Brief Napa reports: Corison
Corison took me by surprise a bit: it's a smaller operation than I had been expecting, and the wines were made in a style I love: the antithesis of the big, in-yer-face, points chasing excess. Cathy Corison wasn't around (she was in a plane at the time), but I was ably hosted by Maurey Feaver. We tasted and lunched on the balcony of the top floor of the winery, warmed by the late autumn sun, and looking across to the Mayacamas Range and Spring Mountain.
Cathy chooses to make the wines in a more restrained, ageworthy style than many here. She picks a little earlier, and so doesn't have to add acid. As well as coming from the Kronos vineyard around the winery, grapes are sourced from other vineyards from this west side of the valley floor, plus some mountain fruit.

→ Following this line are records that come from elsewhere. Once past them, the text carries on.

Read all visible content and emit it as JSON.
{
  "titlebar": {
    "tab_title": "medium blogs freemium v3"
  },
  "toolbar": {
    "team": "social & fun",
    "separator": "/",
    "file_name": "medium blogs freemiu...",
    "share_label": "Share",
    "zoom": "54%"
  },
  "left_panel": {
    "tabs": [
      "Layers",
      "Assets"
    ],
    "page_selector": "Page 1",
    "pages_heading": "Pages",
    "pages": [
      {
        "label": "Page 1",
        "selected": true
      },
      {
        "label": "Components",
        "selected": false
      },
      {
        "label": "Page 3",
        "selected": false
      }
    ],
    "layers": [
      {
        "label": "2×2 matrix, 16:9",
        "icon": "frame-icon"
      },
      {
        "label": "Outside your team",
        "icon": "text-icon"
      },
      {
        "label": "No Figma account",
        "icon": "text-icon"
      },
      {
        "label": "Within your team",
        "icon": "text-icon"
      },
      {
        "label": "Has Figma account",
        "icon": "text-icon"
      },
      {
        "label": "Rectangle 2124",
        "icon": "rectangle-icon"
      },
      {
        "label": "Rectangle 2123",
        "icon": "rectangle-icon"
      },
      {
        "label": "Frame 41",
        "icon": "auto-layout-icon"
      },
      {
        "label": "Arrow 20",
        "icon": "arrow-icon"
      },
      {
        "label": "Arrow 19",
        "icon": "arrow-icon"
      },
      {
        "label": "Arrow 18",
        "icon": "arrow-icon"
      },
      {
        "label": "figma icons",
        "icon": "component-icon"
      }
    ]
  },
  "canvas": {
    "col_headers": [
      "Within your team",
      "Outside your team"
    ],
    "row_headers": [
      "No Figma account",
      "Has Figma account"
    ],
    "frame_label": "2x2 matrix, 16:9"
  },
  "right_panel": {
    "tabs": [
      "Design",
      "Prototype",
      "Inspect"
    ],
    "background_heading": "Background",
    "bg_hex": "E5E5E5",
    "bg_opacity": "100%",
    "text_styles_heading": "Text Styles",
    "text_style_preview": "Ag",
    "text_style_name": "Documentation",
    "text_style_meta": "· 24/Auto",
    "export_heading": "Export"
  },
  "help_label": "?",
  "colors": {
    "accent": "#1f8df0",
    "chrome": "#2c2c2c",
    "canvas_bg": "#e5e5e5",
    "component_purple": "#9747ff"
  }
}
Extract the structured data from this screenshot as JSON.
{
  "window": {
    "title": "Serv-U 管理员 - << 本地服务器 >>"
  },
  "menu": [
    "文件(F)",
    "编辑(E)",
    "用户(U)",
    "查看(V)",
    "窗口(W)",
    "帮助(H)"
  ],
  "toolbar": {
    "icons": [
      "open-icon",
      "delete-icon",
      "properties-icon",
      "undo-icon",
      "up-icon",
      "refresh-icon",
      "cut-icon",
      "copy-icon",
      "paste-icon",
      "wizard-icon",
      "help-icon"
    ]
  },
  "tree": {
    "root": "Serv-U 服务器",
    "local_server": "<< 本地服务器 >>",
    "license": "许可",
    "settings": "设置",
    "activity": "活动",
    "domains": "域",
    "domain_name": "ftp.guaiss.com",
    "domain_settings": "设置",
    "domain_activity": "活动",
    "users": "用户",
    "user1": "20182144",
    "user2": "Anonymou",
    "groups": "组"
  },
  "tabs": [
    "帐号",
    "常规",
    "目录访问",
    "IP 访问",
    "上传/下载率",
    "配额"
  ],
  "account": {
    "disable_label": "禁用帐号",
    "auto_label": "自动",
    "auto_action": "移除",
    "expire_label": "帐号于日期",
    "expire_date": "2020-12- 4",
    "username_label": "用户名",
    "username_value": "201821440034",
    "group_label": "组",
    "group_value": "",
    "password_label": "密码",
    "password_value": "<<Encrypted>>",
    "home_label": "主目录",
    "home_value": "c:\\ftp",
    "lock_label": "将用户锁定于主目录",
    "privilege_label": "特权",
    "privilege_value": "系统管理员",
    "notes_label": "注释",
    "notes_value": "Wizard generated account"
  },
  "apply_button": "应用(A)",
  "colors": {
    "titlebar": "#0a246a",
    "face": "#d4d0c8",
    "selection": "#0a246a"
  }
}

A vertical of Corison Cabernet Sauvignon from 1998-2002 showed how well these wines age. Indeed, they positively need age: the current release 2006 is tight, tannic and brooding, only hinting at what is to come. They are fantastic, pure, structured, ageworthy wines, and with the library releases the same price as the current release ($70), I'd suggest that the remaining bottles of 1998 are one of the Valley's great bargains.
The temptation for writers is sometime to praise certain wines for what they are not. In this case, I'd reassure you I'm not just plugging Corison because the wines are not made in the big point-chasing spoofulated style, but because they actually have complexity and character as well as restraint.